ABOUT THIS TASK | Scan the entries line by line and return those with "gusta".

Stored data entries

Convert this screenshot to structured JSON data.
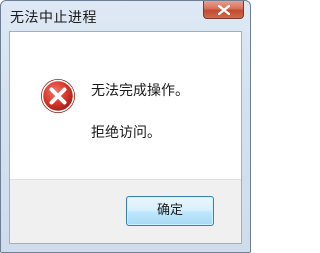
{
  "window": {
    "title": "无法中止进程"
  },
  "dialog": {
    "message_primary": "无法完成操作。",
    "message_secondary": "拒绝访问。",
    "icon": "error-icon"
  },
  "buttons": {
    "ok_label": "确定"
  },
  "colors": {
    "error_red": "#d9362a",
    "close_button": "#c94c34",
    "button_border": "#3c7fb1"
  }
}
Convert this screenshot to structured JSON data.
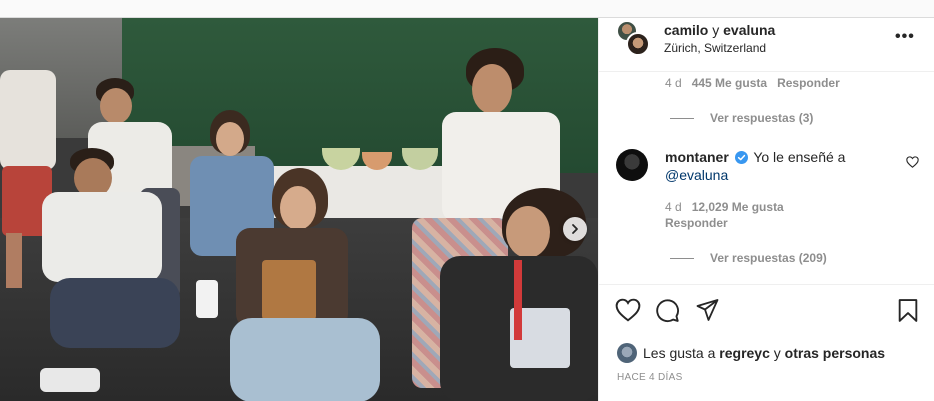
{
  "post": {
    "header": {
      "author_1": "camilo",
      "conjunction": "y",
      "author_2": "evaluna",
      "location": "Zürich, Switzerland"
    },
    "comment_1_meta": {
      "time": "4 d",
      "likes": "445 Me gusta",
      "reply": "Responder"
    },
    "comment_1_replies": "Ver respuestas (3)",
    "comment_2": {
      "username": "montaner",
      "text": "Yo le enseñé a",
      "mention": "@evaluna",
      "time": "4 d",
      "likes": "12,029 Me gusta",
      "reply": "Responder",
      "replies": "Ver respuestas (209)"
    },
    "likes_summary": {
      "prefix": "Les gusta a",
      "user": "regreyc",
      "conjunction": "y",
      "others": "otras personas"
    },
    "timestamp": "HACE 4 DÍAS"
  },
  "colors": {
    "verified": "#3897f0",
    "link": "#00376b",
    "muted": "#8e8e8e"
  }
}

EXERCISE OUTPUT |
      "likes": "445 Me gusta",
      "likes": "12,029 Me gusta",
      "prefix": "Les gusta a",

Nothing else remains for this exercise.